TORONTO (Reuters) - The Bank of Nova Scotia (BNS.TO) said on Wednesday it plans to sell the majority of its 37 percent stake in asset manager CI Financial CIX.TO via a secondary offering that could raise as much as C$2.62 billion ($2.4 billion).
The offering, one of the largest in Canadian history, will see Scotiabank sell at least 72 million CI shares for a set price at C$31.60 a share, raising roughly C$2.28 billion.
The syndicate of underwriters, led by Scotia Capital, RBC Capital Markets and GMP Securities LP also have an option to buy a further 10.8 million shares to cover over-allotments, meaning the offering could raise over C$2.6 billion for Scotiabank.
Earlier this month Scotiabank, CI’s largest shareholder, said it planned to explore options to divest itself of some or all of its stake in CI and redeploy the capital.
Toronto-based CI is a diversified wealth management firm and one of Canada’s largest investment fund companies. It operates under banners such as CI Investments, United Financial, Assante Wealth Management and Stonegate Private Counsel and had C$97.3 billion in assets under management as of April 30.
Scotiabank acquired its stake in CI from insurer Sun Life Financial Inc (SLF.TO) in late 2008 and the value of the stake has since risen considerably. However, since then Scotiabank and CI have had a frosty relationship and public spats at times, and many analysts speculated that Scotiabank would sell its stake in CI after it bought wealth manager DundeeWealth in 2011.
CI will not receive any proceeds from the offering that will result in Scotia booking a pre-tax gain of some C$380 million in the third quarter of fiscal 2014. If the over-allotment option is exercised that could lead to a gain of about C$440 million.

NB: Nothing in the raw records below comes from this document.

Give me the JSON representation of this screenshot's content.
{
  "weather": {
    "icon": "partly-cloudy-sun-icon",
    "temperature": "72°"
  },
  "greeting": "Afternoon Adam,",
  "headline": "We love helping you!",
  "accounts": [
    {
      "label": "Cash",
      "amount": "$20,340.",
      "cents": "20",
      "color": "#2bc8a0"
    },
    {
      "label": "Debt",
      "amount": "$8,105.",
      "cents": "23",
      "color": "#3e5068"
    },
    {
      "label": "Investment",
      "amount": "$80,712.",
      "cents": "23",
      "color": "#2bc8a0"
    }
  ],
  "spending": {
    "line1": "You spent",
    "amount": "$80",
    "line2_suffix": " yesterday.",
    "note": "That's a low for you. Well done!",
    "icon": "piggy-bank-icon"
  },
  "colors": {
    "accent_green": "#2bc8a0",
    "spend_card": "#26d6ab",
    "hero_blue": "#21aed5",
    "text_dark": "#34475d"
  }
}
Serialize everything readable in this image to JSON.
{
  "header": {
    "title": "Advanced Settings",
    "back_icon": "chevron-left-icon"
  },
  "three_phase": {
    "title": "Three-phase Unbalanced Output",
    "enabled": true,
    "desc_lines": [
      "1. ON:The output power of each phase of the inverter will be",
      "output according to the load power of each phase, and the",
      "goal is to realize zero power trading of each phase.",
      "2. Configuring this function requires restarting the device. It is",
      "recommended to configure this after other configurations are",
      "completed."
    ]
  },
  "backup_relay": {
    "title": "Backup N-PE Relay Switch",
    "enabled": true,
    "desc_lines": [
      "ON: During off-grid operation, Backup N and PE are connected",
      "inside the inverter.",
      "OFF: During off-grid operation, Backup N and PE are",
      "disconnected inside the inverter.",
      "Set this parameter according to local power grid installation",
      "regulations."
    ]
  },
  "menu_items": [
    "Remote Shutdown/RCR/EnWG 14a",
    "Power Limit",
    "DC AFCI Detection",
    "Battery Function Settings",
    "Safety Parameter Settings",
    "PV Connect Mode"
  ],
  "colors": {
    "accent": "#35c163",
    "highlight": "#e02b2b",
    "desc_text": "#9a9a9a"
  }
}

Scotia will retain an ownership stake of between 7.7 percent and 11 percent in CI once the deal closes in July. Scotia plans to use proceeds from the deal for general corporate purposes.
The deal will raise Scotia’s common equity Tier 1 ratio by between 80 basis points and 110 basis points. The bank, Canada’s third-largest, earlier this week reported a Tier 1 common equity ratio of 9.8, higher than rivals Toronto-Dominion (TD.TO) and Royal Bank of Canada (RY.TO) posted last week, and well over the regulatory target minimum of 8 percent that comes into effect in 2016.
The sale is being structured as a bought deal at a discount of about 6 percent to CI’s closing price of C$33.65 on Wednesday on the Toronto Stock Exchange.
In a bought deal, underwriters commit to purchase the entire offering from a client and then resell it. If they resell shares below the offer price, their margins take a hit, and they could even lose money on the deal.
Reporting by Euan Rocha; Editing by Diane Craft